======== DATASET ENTRIES ========

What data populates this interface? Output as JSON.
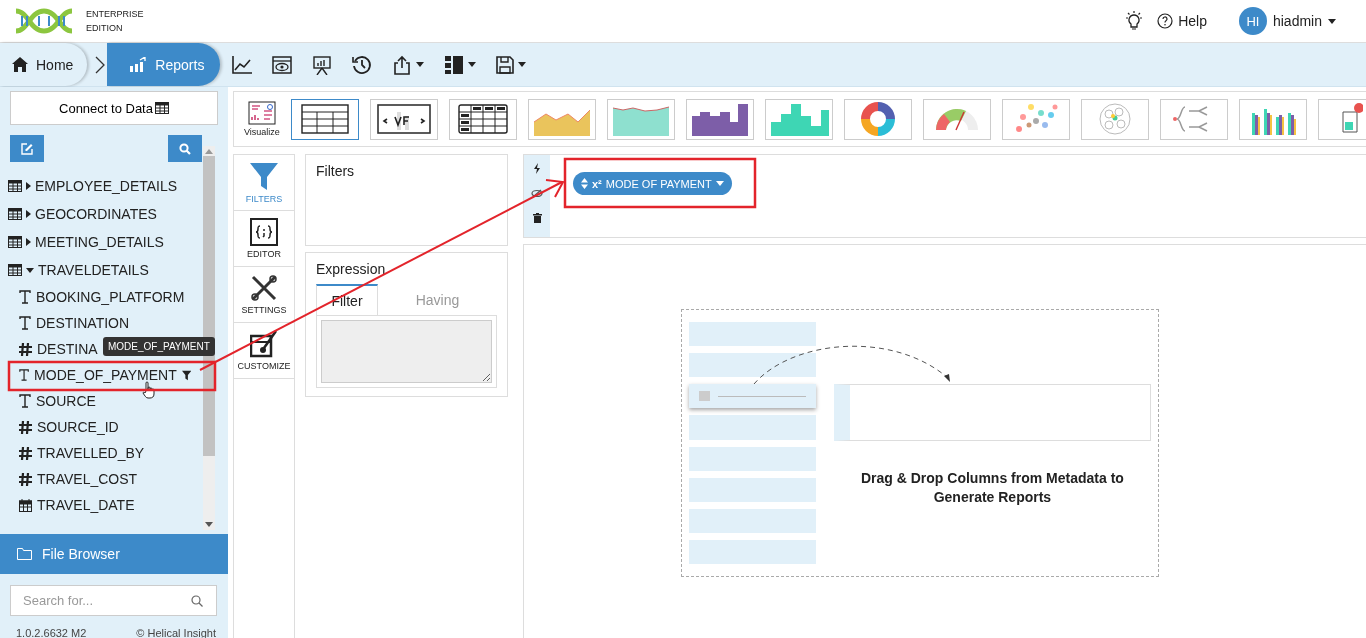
{
  "header": {
    "logo_line1": "ENTERPRISE",
    "logo_line2": "EDITION",
    "help": "Help",
    "user_initials": "HI",
    "user_name": "hiadmin"
  },
  "breadcrumb": [
    {
      "label": "Home",
      "kind": "home",
      "selected": false
    },
    {
      "label": "Reports",
      "kind": "reports",
      "selected": true
    }
  ],
  "toolbar": [
    {
      "kind": "line-chart",
      "caret": false
    },
    {
      "kind": "preview",
      "caret": false
    },
    {
      "kind": "presentation",
      "caret": false
    },
    {
      "kind": "history",
      "caret": false
    },
    {
      "kind": "share",
      "caret": true
    },
    {
      "kind": "layout",
      "caret": true
    },
    {
      "kind": "save",
      "caret": true
    }
  ],
  "left_panel": {
    "connect_button": "Connect to Data",
    "tree": [
      {
        "label": "EMPLOYEE_DETAILS",
        "expanded": false
      },
      {
        "label": "GEOCORDINATES",
        "expanded": false
      },
      {
        "label": "MEETING_DETAILS",
        "expanded": false
      },
      {
        "label": "TRAVELDETAILS",
        "expanded": true,
        "children": [
          {
            "label": "BOOKING_PLATFORM",
            "kind": "text",
            "filter": false
          },
          {
            "label": "DESTINATION",
            "kind": "text",
            "filter": false
          },
          {
            "label": "DESTINA",
            "kind": "number",
            "filter": false
          },
          {
            "label": "MODE_OF_PAYMENT",
            "kind": "text",
            "filter": true
          },
          {
            "label": "SOURCE",
            "kind": "text",
            "filter": false
          },
          {
            "label": "SOURCE_ID",
            "kind": "number",
            "filter": false
          },
          {
            "label": "TRAVELLED_BY",
            "kind": "number",
            "filter": false
          },
          {
            "label": "TRAVEL_COST",
            "kind": "number",
            "filter": false
          },
          {
            "label": "TRAVEL_DATE",
            "kind": "date",
            "filter": false
          }
        ]
      }
    ],
    "tooltip": "MODE_OF_PAYMENT",
    "file_browser": "File Browser",
    "search": {
      "placeholder": "Search for..."
    },
    "version": "1.0.2.6632 M2",
    "copyright": "© Helical Insight"
  },
  "visualize": {
    "label": "Visualize",
    "types": [
      {
        "kind": "table",
        "selected": true
      },
      {
        "kind": "vf",
        "selected": false
      },
      {
        "kind": "crosstab",
        "selected": false
      },
      {
        "kind": "area",
        "selected": false
      },
      {
        "kind": "area2",
        "selected": false
      },
      {
        "kind": "step",
        "selected": false
      },
      {
        "kind": "histogram",
        "selected": false
      },
      {
        "kind": "donut",
        "selected": false
      },
      {
        "kind": "gauge",
        "selected": false
      },
      {
        "kind": "scatter",
        "selected": false
      },
      {
        "kind": "pack",
        "selected": false
      },
      {
        "kind": "tree",
        "selected": false
      },
      {
        "kind": "bars",
        "selected": false
      },
      {
        "kind": "map",
        "selected": false
      }
    ]
  },
  "side_tabs": [
    {
      "label": "FILTERS",
      "kind": "filters",
      "selected": true
    },
    {
      "label": "EDITOR",
      "kind": "editor",
      "selected": false
    },
    {
      "label": "SETTINGS",
      "kind": "settings",
      "selected": false
    },
    {
      "label": "CUSTOMIZE",
      "kind": "customize",
      "selected": false
    }
  ],
  "filters_panel": {
    "title": "Filters"
  },
  "expression": {
    "title": "Expression",
    "tabs": [
      {
        "label": "Filter",
        "selected": true
      },
      {
        "label": "Having",
        "selected": false
      }
    ]
  },
  "canvas": {
    "pill": {
      "prefix": "x²",
      "label": "MODE OF PAYMENT"
    },
    "hint": "Drag & Drop Columns from Metadata to Generate Reports"
  }
}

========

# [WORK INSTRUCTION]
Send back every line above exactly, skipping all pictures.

# [SOLVED PROBLEM]
What data populates this interface? Output as JSON.
{
  "header": {
    "logo_line1": "ENTERPRISE",
    "logo_line2": "EDITION",
    "help": "Help",
    "user_initials": "HI",
    "user_name": "hiadmin"
  },
  "breadcrumb": [
    {
      "label": "Home",
      "kind": "home",
      "selected": false
    },
    {
      "label": "Reports",
      "kind": "reports",
      "selected": true
    }
  ],
  "toolbar": [
    {
      "kind": "line-chart",
      "caret": false
    },
    {
      "kind": "preview",
      "caret": false
    },
    {
      "kind": "presentation",
      "caret": false
    },
    {
      "kind": "history",
      "caret": false
    },
    {
      "kind": "share",
      "caret": true
    },
    {
      "kind": "layout",
      "caret": true
    },
    {
      "kind": "save",
      "caret": true
    }
  ],
  "left_panel": {
    "connect_button": "Connect to Data",
    "tree": [
      {
        "label": "EMPLOYEE_DETAILS",
        "expanded": false
      },
      {
        "label": "GEOCORDINATES",
        "expanded": false
      },
      {
        "label": "MEETING_DETAILS",
        "expanded": false
      },
      {
        "label": "TRAVELDETAILS",
        "expanded": true,
        "children": [
          {
            "label": "BOOKING_PLATFORM",
            "kind": "text",
            "filter": false
          },
          {
            "label": "DESTINATION",
            "kind": "text",
            "filter": false
          },
          {
            "label": "DESTINA",
            "kind": "number",
            "filter": false
          },
          {
            "label": "MODE_OF_PAYMENT",
            "kind": "text",
            "filter": true
          },
          {
            "label": "SOURCE",
            "kind": "text",
            "filter": false
          },
          {
            "label": "SOURCE_ID",
            "kind": "number",
            "filter": false
          },
          {
            "label": "TRAVELLED_BY",
            "kind": "number",
            "filter": false
          },
          {
            "label": "TRAVEL_COST",
            "kind": "number",
            "filter": false
          },
          {
            "label": "TRAVEL_DATE",
            "kind": "date",
            "filter": false
          }
        ]
      }
    ],
    "tooltip": "MODE_OF_PAYMENT",
    "file_browser": "File Browser",
    "search": {
      "placeholder": "Search for..."
    },
    "version": "1.0.2.6632 M2",
    "copyright": "© Helical Insight"
  },
  "visualize": {
    "label": "Visualize",
    "types": [
      {
        "kind": "table",
        "selected": true
      },
      {
        "kind": "vf",
        "selected": false
      },
      {
        "kind": "crosstab",
        "selected": false
      },
      {
        "kind": "area",
        "selected": false
      },
      {
        "kind": "area2",
        "selected": false
      },
      {
        "kind": "step",
        "selected": false
      },
      {
        "kind": "histogram",
        "selected": false
      },
      {
        "kind": "donut",
        "selected": false
      },
      {
        "kind": "gauge",
        "selected": false
      },
      {
        "kind": "scatter",
        "selected": false
      },
      {
        "kind": "pack",
        "selected": false
      },
      {
        "kind": "tree",
        "selected": false
      },
      {
        "kind": "bars",
        "selected": false
      },
      {
        "kind": "map",
        "selected": false
      }
    ]
  },
  "side_tabs": [
    {
      "label": "FILTERS",
      "kind": "filters",
      "selected": true
    },
    {
      "label": "EDITOR",
      "kind": "editor",
      "selected": false
    },
    {
      "label": "SETTINGS",
      "kind": "settings",
      "selected": false
    },
    {
      "label": "CUSTOMIZE",
      "kind": "customize",
      "selected": false
    }
  ],
  "filters_panel": {
    "title": "Filters"
  },
  "expression": {
    "title": "Expression",
    "tabs": [
      {
        "label": "Filter",
        "selected": true
      },
      {
        "label": "Having",
        "selected": false
      }
    ]
  },
  "canvas": {
    "pill": {
      "prefix": "x²",
      "label": "MODE OF PAYMENT"
    },
    "hint": "Drag & Drop Columns from Metadata to Generate Reports"
  }
}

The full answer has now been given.